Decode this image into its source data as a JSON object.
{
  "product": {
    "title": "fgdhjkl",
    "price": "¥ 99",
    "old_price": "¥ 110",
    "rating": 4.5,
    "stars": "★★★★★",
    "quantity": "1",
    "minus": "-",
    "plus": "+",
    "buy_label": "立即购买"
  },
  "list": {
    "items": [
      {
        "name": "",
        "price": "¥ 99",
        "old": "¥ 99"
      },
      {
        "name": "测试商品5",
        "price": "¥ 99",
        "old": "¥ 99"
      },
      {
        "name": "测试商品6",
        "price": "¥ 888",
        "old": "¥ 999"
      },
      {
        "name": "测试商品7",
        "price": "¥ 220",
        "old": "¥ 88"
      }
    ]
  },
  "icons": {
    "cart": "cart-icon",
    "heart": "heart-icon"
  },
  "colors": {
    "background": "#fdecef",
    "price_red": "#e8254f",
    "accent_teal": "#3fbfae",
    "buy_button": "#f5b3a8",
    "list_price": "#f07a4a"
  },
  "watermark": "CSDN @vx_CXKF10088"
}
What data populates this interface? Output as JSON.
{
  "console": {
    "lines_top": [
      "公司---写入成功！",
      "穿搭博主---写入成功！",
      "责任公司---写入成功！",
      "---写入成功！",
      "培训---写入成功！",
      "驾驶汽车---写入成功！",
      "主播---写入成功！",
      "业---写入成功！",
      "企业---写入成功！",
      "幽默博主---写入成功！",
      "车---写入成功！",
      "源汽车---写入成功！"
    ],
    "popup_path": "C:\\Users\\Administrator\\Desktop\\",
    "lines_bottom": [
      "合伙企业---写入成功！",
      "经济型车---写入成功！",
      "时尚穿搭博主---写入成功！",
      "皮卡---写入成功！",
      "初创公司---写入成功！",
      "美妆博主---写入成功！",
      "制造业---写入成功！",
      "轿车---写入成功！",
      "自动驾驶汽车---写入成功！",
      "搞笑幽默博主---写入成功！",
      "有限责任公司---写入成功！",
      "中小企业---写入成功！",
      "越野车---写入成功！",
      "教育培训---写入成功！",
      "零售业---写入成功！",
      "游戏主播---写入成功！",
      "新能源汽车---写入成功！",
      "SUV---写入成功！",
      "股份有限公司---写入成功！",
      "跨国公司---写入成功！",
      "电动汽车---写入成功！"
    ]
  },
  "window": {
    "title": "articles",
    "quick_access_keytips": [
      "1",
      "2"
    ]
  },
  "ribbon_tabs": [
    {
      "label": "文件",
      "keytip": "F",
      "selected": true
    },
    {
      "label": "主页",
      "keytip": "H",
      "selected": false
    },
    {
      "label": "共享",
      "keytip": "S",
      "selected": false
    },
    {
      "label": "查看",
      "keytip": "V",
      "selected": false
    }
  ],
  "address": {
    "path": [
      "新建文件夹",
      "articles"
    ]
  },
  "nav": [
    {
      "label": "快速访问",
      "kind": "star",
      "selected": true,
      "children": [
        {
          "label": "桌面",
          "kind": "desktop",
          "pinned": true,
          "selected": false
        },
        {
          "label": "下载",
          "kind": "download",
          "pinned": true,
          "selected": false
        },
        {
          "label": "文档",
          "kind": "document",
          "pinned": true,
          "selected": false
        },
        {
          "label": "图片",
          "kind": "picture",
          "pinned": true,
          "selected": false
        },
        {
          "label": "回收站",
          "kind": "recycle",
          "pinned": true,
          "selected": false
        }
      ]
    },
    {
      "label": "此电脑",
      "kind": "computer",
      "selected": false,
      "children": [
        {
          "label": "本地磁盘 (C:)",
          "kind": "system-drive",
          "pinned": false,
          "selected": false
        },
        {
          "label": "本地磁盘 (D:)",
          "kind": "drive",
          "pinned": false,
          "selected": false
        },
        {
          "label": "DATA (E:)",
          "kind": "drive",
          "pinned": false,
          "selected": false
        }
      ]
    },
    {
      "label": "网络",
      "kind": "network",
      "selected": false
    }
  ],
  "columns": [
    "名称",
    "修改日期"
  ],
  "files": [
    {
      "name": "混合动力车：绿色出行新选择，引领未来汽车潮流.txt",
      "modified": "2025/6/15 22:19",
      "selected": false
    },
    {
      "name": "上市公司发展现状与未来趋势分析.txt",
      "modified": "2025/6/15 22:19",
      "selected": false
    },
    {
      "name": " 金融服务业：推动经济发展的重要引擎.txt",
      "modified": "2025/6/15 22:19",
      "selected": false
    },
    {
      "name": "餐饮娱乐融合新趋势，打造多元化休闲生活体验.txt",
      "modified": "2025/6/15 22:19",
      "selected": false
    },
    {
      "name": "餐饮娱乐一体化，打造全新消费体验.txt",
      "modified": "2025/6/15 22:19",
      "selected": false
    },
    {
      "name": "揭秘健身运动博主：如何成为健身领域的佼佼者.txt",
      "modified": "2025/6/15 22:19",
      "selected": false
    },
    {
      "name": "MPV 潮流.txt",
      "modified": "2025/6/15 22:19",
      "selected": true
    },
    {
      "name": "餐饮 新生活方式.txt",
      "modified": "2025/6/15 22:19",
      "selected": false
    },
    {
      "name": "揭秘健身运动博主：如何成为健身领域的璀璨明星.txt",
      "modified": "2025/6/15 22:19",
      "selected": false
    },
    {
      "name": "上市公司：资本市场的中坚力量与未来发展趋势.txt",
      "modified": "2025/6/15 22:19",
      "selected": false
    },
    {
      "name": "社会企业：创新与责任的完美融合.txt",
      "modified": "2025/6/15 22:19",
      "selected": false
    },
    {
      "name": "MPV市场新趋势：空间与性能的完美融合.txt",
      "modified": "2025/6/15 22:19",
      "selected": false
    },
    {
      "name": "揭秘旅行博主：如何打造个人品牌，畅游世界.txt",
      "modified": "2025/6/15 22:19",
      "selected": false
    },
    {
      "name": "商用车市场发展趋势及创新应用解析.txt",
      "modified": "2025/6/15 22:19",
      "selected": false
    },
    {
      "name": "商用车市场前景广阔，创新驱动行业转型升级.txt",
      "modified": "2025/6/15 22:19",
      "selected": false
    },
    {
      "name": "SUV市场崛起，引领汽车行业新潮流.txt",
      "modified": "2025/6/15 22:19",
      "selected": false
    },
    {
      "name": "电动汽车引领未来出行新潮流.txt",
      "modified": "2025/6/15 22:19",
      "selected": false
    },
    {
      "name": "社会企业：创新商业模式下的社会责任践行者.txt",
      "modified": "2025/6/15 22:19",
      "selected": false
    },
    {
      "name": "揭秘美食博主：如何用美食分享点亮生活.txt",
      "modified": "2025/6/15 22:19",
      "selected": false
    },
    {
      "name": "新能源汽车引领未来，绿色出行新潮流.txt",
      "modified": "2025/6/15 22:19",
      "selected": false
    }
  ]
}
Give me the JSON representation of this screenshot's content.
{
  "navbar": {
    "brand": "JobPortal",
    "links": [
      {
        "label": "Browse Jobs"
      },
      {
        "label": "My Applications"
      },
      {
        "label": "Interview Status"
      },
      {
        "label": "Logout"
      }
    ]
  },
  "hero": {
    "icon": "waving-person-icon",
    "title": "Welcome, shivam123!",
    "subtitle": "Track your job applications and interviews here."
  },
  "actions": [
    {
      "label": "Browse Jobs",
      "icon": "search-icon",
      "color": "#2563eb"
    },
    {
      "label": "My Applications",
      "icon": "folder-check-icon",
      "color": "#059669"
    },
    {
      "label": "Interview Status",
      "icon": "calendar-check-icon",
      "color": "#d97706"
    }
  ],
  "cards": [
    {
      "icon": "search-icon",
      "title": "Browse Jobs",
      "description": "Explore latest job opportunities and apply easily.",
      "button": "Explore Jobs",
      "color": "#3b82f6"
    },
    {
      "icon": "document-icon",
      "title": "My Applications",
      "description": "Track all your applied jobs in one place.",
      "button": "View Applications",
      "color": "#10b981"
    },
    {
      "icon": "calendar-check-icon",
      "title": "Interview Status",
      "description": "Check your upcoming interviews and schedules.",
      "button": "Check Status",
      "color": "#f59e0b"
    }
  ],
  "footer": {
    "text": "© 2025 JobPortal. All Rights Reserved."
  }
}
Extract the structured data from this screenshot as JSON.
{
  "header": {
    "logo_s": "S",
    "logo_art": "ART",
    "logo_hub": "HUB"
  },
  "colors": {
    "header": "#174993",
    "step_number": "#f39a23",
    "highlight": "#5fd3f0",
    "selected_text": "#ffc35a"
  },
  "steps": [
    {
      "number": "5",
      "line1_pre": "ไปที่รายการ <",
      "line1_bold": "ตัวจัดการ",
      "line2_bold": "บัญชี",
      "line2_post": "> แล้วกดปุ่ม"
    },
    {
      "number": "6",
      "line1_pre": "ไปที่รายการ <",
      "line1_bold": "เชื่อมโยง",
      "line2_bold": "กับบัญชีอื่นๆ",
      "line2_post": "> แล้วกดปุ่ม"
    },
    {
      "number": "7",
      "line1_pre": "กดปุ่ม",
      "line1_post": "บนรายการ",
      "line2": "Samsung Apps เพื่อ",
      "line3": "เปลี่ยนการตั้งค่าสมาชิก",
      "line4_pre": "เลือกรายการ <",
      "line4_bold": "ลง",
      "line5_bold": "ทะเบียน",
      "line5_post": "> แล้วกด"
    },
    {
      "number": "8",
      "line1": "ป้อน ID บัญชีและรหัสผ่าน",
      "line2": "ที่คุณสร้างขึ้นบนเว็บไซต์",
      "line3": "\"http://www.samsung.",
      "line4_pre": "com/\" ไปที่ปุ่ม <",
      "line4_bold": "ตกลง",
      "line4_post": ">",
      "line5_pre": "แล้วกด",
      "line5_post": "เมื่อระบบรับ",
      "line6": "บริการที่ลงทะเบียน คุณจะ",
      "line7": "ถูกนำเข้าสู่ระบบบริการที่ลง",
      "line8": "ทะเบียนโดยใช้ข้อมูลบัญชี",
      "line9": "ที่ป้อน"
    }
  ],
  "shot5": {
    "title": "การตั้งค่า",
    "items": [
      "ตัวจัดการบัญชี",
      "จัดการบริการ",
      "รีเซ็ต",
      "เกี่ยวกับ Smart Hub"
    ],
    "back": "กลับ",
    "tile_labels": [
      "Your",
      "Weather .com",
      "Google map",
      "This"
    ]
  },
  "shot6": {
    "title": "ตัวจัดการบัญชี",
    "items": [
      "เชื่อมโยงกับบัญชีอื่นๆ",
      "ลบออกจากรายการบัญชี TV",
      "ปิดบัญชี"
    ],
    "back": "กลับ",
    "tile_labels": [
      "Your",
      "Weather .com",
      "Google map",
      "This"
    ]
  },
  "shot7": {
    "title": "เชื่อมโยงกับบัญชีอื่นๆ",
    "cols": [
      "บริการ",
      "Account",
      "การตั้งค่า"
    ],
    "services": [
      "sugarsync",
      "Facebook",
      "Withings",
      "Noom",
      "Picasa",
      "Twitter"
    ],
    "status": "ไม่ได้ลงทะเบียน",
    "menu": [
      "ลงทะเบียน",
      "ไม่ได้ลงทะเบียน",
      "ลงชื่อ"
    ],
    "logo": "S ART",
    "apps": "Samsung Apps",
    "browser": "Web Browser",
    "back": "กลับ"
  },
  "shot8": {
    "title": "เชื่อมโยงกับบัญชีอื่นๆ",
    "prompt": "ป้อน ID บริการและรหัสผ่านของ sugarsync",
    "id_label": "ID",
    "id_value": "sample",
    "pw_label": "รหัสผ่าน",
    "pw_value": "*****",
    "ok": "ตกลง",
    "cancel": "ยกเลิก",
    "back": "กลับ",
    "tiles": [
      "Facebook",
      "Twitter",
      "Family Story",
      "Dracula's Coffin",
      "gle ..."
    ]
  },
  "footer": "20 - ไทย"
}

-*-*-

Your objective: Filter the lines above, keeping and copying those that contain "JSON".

Task output:
Decode this image into its source data as a JSON object.
What data populates this interface? Output as JSON.
Give me the JSON representation of this screenshot's content.
Extract the structured data from this screenshot as JSON.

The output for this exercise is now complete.